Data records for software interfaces
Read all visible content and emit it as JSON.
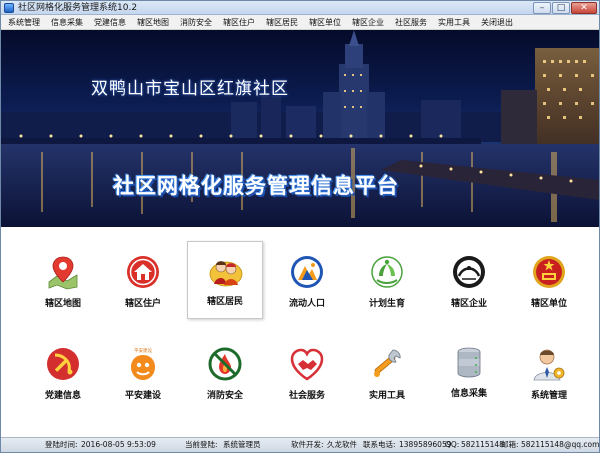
{
  "window": {
    "title": "社区网格化服务管理系统10.2",
    "minimize": "–",
    "maximize": "□",
    "close": "✕"
  },
  "menu": [
    "系统管理",
    "信息采集",
    "党建信息",
    "辖区地图",
    "消防安全",
    "辖区住户",
    "辖区居民",
    "辖区单位",
    "辖区企业",
    "社区服务",
    "实用工具",
    "关闭退出"
  ],
  "banner": {
    "community_name": "双鸭山市宝山区红旗社区",
    "platform_title": "社区网格化服务管理信息平台"
  },
  "modules": [
    {
      "label": "辖区地图",
      "icon": "map-pin-icon"
    },
    {
      "label": "辖区住户",
      "icon": "house-icon"
    },
    {
      "label": "辖区居民",
      "icon": "residents-icon",
      "selected": true
    },
    {
      "label": "流动人口",
      "icon": "migrant-icon"
    },
    {
      "label": "计划生育",
      "icon": "family-planning-icon"
    },
    {
      "label": "辖区企业",
      "icon": "enterprise-icon"
    },
    {
      "label": "辖区单位",
      "icon": "emblem-icon"
    },
    {
      "label": "党建信息",
      "icon": "party-emblem-icon"
    },
    {
      "label": "平安建设",
      "icon": "safety-icon"
    },
    {
      "label": "消防安全",
      "icon": "no-fire-icon"
    },
    {
      "label": "社会服务",
      "icon": "handshake-heart-icon"
    },
    {
      "label": "实用工具",
      "icon": "tools-icon"
    },
    {
      "label": "信息采集",
      "icon": "database-icon"
    },
    {
      "label": "系统管理",
      "icon": "admin-user-icon"
    }
  ],
  "safety_icon_text": "平安建设",
  "status": {
    "login_time_label": "登陆时间:",
    "login_time": "2016-08-05 9:53:09",
    "current_user_label": "当前登陆:",
    "current_user": "系统管理员",
    "developer_label": "软件开发:",
    "developer": "久龙软件",
    "phone_label": "联系电话:",
    "phone": "13895896059",
    "qq_label": "QQ:",
    "qq": "582115148",
    "email_label": "邮箱:",
    "email": "582115148@qq.com"
  },
  "colors": {
    "menubar": "#f1f1f1",
    "banner_sky": "#0c1d52",
    "title_blue": "#1c4aa8"
  }
}
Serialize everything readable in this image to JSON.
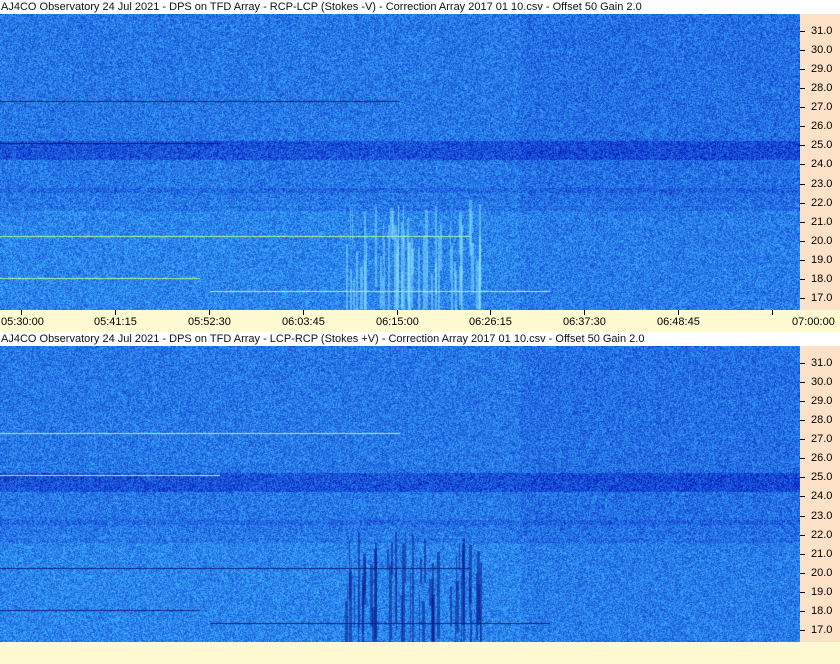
{
  "panels": {
    "top_title": "AJ4CO Observatory 24 Jul 2021  -  DPS on TFD Array  -  RCP-LCP (Stokes -V)  -  Correction Array 2017 01 10.csv  -  Offset 50  Gain 2.0",
    "bottom_title": "AJ4CO Observatory 24 Jul 2021  -  DPS on TFD Array  -  LCP-RCP (Stokes +V)  -  Correction Array 2017 01 10.csv  -  Offset 50  Gain 2.0"
  },
  "frequency_ticks": [
    "31.0",
    "30.0",
    "29.0",
    "28.0",
    "27.0",
    "26.0",
    "25.0",
    "24.0",
    "23.0",
    "22.0",
    "21.0",
    "20.0",
    "19.0",
    "18.0",
    "17.0"
  ],
  "time_ticks": [
    "05:30:00",
    "05:41:15",
    "05:52:30",
    "06:03:45",
    "06:15:00",
    "06:26:15",
    "06:37:30",
    "06:48:45",
    "07:00:00"
  ],
  "colors": {
    "spectrogram_base": "#1f56e0",
    "frequency_axis_bg": "#fde2c8",
    "time_axis_bg": "#fffad2"
  }
}
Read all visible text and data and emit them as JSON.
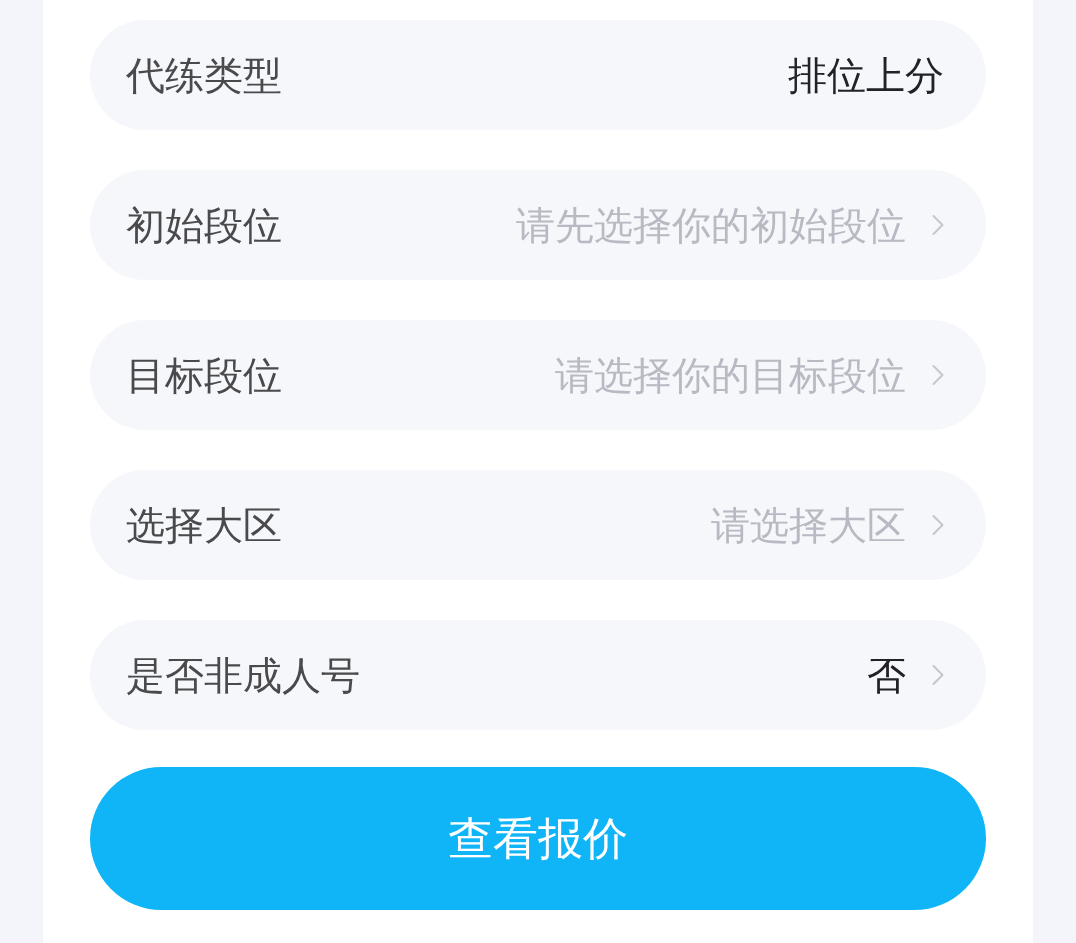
{
  "form_rows": [
    {
      "label": "代练类型",
      "value": "排位上分",
      "chevron": false
    },
    {
      "label": "初始段位",
      "placeholder": "请先选择你的初始段位",
      "chevron": true
    },
    {
      "label": "目标段位",
      "placeholder": "请选择你的目标段位",
      "chevron": true
    },
    {
      "label": "选择大区",
      "placeholder": "请选择大区",
      "chevron": true
    },
    {
      "label": "是否非成人号",
      "value": "否",
      "chevron": true
    }
  ],
  "submit_button": {
    "label": "查看报价"
  }
}
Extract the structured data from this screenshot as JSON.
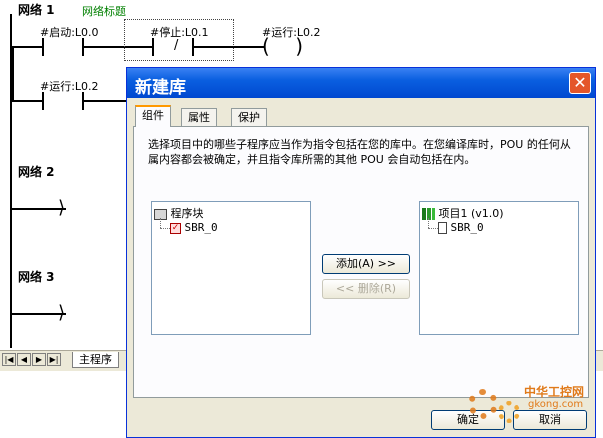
{
  "editor": {
    "network1": {
      "title": "网络 1",
      "comment": "网络标题"
    },
    "network2": {
      "title": "网络 2"
    },
    "network3": {
      "title": "网络 3"
    },
    "contacts": {
      "start": "#启动:L0.0",
      "stop": "#停止:L0.1",
      "stop_symbol": "/",
      "coil": "#运行:L0.2",
      "hold": "#运行:L0.2"
    }
  },
  "tabbar": {
    "main_tab": "主程序"
  },
  "dialog": {
    "title": "新建库",
    "close_label": "✕",
    "tabs": [
      "组件",
      "属性",
      "保护"
    ],
    "description": "选择项目中的哪些子程序应当作为指令包括在您的库中。在您编译库时，POU 的任何从属内容都会被确定，并且指令库所需的其他 POU 会自动包括在内。",
    "left_tree": {
      "root": "程序块",
      "child": "SBR_0"
    },
    "right_tree": {
      "root": "项目1 (v1.0)",
      "child": "SBR_0"
    },
    "add_button": "添加(A) >>",
    "remove_button": "<< 删除(R)",
    "ok_button": "确定",
    "cancel_button": "取消"
  },
  "watermark": {
    "text1": "中华工控网",
    "text2": "gkong.com"
  },
  "colors": {
    "titlebar": "#0a5fe0",
    "network_comment": "#008000",
    "watermark": "#e07a1a"
  }
}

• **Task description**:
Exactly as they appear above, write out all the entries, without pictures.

• **Answer space**:
Read all visible content and emit it as JSON.
{
  "window": {
    "title": "社区网格化服务管理系统10.2",
    "minimize": "–",
    "maximize": "□",
    "close": "✕"
  },
  "menu": [
    "系统管理",
    "信息采集",
    "党建信息",
    "辖区地图",
    "消防安全",
    "辖区住户",
    "辖区居民",
    "辖区单位",
    "辖区企业",
    "社区服务",
    "实用工具",
    "关闭退出"
  ],
  "banner": {
    "community_name": "双鸭山市宝山区红旗社区",
    "platform_title": "社区网格化服务管理信息平台"
  },
  "modules": [
    {
      "label": "辖区地图",
      "icon": "map-pin-icon"
    },
    {
      "label": "辖区住户",
      "icon": "house-icon"
    },
    {
      "label": "辖区居民",
      "icon": "residents-icon",
      "selected": true
    },
    {
      "label": "流动人口",
      "icon": "migrant-icon"
    },
    {
      "label": "计划生育",
      "icon": "family-planning-icon"
    },
    {
      "label": "辖区企业",
      "icon": "enterprise-icon"
    },
    {
      "label": "辖区单位",
      "icon": "emblem-icon"
    },
    {
      "label": "党建信息",
      "icon": "party-emblem-icon"
    },
    {
      "label": "平安建设",
      "icon": "safety-icon"
    },
    {
      "label": "消防安全",
      "icon": "no-fire-icon"
    },
    {
      "label": "社会服务",
      "icon": "handshake-heart-icon"
    },
    {
      "label": "实用工具",
      "icon": "tools-icon"
    },
    {
      "label": "信息采集",
      "icon": "database-icon"
    },
    {
      "label": "系统管理",
      "icon": "admin-user-icon"
    }
  ],
  "safety_icon_text": "平安建设",
  "status": {
    "login_time_label": "登陆时间:",
    "login_time": "2016-08-05 9:53:09",
    "current_user_label": "当前登陆:",
    "current_user": "系统管理员",
    "developer_label": "软件开发:",
    "developer": "久龙软件",
    "phone_label": "联系电话:",
    "phone": "13895896059",
    "qq_label": "QQ:",
    "qq": "582115148",
    "email_label": "邮箱:",
    "email": "582115148@qq.com"
  },
  "colors": {
    "menubar": "#f1f1f1",
    "banner_sky": "#0c1d52",
    "title_blue": "#1c4aa8"
  }
}
Serialize everything readable in this image to JSON.
{
  "panels": {
    "top_title": "AJ4CO Observatory 24 Jul 2021  -  DPS on TFD Array  -  RCP-LCP (Stokes -V)  -  Correction Array 2017 01 10.csv  -  Offset 50  Gain 2.0",
    "bottom_title": "AJ4CO Observatory 24 Jul 2021  -  DPS on TFD Array  -  LCP-RCP (Stokes +V)  -  Correction Array 2017 01 10.csv  -  Offset 50  Gain 2.0"
  },
  "frequency_ticks": [
    "31.0",
    "30.0",
    "29.0",
    "28.0",
    "27.0",
    "26.0",
    "25.0",
    "24.0",
    "23.0",
    "22.0",
    "21.0",
    "20.0",
    "19.0",
    "18.0",
    "17.0"
  ],
  "time_ticks": [
    "05:30:00",
    "05:41:15",
    "05:52:30",
    "06:03:45",
    "06:15:00",
    "06:26:15",
    "06:37:30",
    "06:48:45",
    "07:00:00"
  ],
  "colors": {
    "spectrogram_base": "#1f56e0",
    "frequency_axis_bg": "#fde2c8",
    "time_axis_bg": "#fffad2"
  }
}
Read all visible text and data and emit them as JSON.
{
  "form_rows": [
    {
      "label": "代练类型",
      "value": "排位上分",
      "chevron": false
    },
    {
      "label": "初始段位",
      "placeholder": "请先选择你的初始段位",
      "chevron": true
    },
    {
      "label": "目标段位",
      "placeholder": "请选择你的目标段位",
      "chevron": true
    },
    {
      "label": "选择大区",
      "placeholder": "请选择大区",
      "chevron": true
    },
    {
      "label": "是否非成人号",
      "value": "否",
      "chevron": true
    }
  ],
  "submit_button": {
    "label": "查看报价"
  }
}
Extract the structured data from this screenshot as JSON.
{
  "editor": {
    "network1": {
      "title": "网络 1",
      "comment": "网络标题"
    },
    "network2": {
      "title": "网络 2"
    },
    "network3": {
      "title": "网络 3"
    },
    "contacts": {
      "start": "#启动:L0.0",
      "stop": "#停止:L0.1",
      "stop_symbol": "/",
      "coil": "#运行:L0.2",
      "hold": "#运行:L0.2"
    }
  },
  "tabbar": {
    "main_tab": "主程序"
  },
  "dialog": {
    "title": "新建库",
    "close_label": "✕",
    "tabs": [
      "组件",
      "属性",
      "保护"
    ],
    "description": "选择项目中的哪些子程序应当作为指令包括在您的库中。在您编译库时，POU 的任何从属内容都会被确定，并且指令库所需的其他 POU 会自动包括在内。",
    "left_tree": {
      "root": "程序块",
      "child": "SBR_0"
    },
    "right_tree": {
      "root": "项目1 (v1.0)",
      "child": "SBR_0"
    },
    "add_button": "添加(A) >>",
    "remove_button": "<< 删除(R)",
    "ok_button": "确定",
    "cancel_button": "取消"
  },
  "watermark": {
    "text1": "中华工控网",
    "text2": "gkong.com"
  },
  "colors": {
    "titlebar": "#0a5fe0",
    "network_comment": "#008000",
    "watermark": "#e07a1a"
  }
}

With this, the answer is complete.